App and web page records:
######

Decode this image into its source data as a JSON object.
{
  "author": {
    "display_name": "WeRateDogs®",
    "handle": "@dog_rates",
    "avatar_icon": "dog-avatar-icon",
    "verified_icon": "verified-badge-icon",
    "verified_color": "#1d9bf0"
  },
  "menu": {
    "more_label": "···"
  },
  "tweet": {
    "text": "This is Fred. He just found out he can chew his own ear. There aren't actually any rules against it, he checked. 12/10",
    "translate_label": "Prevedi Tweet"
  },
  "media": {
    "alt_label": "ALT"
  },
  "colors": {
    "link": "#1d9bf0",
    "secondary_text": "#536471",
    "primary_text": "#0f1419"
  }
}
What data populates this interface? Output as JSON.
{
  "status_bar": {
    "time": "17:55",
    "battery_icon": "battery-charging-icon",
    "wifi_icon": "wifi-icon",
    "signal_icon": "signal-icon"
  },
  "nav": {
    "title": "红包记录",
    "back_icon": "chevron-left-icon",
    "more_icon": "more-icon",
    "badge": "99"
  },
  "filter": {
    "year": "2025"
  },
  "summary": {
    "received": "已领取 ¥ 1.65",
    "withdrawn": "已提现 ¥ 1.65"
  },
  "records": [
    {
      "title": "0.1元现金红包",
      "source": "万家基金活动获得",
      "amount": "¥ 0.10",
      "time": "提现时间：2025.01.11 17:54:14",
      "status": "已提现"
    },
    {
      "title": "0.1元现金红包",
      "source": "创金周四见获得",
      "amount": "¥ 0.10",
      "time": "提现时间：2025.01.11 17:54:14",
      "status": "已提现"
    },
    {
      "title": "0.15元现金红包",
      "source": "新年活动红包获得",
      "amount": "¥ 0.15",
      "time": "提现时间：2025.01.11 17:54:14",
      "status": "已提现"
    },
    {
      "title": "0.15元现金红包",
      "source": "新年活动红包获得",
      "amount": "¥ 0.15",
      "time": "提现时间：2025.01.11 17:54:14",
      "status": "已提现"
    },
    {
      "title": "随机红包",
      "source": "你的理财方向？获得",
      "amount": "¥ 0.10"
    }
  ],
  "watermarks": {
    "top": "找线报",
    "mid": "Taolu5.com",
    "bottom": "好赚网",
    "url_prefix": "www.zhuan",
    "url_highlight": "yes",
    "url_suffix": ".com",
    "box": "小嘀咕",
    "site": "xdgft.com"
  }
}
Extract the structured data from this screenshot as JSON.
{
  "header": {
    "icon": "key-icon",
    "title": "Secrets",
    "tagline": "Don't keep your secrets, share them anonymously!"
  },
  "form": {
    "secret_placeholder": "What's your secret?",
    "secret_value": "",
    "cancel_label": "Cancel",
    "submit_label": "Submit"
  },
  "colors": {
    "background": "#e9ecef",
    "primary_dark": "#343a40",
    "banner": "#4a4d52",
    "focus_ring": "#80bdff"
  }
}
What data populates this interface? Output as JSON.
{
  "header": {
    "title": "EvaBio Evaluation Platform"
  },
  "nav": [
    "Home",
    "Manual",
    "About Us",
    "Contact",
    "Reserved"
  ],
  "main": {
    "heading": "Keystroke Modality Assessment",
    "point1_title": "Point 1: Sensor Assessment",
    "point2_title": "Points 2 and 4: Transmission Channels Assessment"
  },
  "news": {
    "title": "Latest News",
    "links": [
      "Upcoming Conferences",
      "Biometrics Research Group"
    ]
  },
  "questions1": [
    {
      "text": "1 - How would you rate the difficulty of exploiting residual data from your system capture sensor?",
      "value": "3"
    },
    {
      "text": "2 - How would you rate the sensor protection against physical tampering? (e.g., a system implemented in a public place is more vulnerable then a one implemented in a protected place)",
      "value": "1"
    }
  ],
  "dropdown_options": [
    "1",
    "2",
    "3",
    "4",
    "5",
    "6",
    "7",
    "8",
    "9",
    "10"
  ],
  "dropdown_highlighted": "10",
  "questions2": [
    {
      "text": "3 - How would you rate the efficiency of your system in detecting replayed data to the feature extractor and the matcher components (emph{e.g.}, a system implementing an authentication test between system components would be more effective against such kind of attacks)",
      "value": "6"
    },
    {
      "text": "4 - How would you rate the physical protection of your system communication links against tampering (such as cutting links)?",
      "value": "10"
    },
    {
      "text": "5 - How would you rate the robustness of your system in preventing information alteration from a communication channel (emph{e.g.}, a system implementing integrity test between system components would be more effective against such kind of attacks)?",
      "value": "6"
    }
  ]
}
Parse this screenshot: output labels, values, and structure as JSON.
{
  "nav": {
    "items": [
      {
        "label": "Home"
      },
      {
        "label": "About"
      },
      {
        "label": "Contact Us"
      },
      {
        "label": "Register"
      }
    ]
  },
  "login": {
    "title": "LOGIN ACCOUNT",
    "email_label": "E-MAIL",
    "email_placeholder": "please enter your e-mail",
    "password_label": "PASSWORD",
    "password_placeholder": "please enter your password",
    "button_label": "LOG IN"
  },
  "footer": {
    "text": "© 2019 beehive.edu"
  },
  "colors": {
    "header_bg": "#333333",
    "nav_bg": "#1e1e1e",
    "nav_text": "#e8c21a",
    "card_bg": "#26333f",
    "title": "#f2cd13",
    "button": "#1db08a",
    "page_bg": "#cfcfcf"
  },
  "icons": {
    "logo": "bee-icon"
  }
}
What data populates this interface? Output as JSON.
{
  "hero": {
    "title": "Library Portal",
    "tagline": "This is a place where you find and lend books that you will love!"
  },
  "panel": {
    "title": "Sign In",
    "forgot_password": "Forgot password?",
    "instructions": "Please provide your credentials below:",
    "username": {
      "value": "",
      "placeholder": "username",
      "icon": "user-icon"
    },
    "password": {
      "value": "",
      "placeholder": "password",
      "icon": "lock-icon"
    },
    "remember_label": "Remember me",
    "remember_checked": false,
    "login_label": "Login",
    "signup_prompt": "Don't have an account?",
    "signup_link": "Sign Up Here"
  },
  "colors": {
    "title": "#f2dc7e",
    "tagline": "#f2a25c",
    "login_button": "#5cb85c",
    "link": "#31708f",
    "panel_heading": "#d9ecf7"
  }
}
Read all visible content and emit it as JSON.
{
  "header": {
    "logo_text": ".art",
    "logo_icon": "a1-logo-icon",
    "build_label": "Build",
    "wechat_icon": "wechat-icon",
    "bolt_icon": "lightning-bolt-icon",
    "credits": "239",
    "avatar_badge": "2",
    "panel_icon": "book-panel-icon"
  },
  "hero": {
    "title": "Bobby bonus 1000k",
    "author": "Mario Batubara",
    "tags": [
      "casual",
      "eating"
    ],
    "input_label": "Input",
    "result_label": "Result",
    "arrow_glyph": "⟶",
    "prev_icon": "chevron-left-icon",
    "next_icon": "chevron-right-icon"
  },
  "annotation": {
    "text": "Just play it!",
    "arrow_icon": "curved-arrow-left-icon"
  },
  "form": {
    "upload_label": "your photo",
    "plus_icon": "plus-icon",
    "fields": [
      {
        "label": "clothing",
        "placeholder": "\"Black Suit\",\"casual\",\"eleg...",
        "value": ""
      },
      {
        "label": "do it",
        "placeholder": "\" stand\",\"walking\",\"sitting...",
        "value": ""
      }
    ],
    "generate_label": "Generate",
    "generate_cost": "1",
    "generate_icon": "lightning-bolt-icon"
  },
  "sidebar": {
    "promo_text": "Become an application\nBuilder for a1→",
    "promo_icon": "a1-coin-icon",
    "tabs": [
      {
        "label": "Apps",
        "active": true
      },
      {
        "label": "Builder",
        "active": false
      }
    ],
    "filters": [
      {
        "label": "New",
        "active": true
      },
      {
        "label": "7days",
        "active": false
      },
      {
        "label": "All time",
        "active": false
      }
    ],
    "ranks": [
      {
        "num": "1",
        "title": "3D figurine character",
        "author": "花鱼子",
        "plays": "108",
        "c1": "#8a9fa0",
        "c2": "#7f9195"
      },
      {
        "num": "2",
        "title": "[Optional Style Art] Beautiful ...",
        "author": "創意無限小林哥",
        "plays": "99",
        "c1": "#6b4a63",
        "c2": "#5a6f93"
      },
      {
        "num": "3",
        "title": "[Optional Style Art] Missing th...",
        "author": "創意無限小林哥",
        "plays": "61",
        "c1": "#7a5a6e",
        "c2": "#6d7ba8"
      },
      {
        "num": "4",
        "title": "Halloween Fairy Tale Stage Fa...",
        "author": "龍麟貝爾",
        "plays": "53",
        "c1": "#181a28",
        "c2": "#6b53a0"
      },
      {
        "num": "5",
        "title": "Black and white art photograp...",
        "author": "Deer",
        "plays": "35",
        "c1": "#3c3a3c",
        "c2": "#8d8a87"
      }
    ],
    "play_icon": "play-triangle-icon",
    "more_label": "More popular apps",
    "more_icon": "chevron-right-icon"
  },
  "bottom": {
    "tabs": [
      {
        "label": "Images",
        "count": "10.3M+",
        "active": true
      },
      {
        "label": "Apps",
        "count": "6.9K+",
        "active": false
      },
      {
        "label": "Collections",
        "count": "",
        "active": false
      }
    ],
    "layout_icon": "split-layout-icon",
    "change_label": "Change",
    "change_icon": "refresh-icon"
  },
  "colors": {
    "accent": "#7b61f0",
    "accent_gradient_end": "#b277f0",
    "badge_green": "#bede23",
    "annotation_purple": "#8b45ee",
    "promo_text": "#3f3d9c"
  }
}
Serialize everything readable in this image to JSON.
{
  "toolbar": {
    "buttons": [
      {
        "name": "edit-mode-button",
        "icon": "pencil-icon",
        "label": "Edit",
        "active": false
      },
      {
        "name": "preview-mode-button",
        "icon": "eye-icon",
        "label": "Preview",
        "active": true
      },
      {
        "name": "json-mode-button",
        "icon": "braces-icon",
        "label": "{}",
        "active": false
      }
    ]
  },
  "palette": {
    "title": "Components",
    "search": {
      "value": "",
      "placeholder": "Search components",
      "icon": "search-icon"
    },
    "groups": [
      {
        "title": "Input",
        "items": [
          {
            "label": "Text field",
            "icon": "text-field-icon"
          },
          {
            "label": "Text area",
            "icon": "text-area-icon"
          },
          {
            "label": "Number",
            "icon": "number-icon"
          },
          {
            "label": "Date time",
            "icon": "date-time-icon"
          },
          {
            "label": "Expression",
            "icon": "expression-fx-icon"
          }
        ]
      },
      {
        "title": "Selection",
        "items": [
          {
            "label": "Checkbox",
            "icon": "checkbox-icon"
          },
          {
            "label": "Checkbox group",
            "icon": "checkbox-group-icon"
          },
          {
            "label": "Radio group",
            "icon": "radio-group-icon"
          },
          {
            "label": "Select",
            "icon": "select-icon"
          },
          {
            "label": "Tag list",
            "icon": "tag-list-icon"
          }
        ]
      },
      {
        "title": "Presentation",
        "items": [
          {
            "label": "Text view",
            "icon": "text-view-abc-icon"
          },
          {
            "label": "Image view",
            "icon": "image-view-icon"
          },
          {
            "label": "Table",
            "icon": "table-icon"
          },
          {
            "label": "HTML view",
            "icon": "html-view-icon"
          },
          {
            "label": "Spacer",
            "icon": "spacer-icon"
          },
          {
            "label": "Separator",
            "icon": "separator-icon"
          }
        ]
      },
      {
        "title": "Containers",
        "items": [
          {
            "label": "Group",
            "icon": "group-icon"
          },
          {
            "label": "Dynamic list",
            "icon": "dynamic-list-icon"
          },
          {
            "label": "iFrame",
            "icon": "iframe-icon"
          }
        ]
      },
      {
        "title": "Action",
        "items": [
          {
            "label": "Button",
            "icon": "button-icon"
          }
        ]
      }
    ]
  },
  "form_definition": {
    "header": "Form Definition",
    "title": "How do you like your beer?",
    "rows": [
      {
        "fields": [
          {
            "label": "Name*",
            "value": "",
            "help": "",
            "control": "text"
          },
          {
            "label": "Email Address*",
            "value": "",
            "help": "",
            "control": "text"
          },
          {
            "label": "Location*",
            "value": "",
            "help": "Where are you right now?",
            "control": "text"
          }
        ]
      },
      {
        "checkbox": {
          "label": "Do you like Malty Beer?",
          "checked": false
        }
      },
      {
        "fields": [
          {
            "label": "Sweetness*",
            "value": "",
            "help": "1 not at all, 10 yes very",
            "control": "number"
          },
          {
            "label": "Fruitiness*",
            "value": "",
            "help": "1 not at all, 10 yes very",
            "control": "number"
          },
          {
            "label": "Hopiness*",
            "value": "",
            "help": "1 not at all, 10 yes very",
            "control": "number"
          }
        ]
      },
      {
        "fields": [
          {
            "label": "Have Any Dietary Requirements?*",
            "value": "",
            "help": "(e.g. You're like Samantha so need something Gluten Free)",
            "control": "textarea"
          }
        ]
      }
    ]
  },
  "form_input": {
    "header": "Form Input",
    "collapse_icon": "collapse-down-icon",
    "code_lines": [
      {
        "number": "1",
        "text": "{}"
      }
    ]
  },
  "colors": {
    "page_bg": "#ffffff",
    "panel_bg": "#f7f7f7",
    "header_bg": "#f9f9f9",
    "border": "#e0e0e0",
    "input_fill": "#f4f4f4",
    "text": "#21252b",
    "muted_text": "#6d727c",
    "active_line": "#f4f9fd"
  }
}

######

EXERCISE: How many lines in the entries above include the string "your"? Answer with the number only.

ANSWER BOX: 11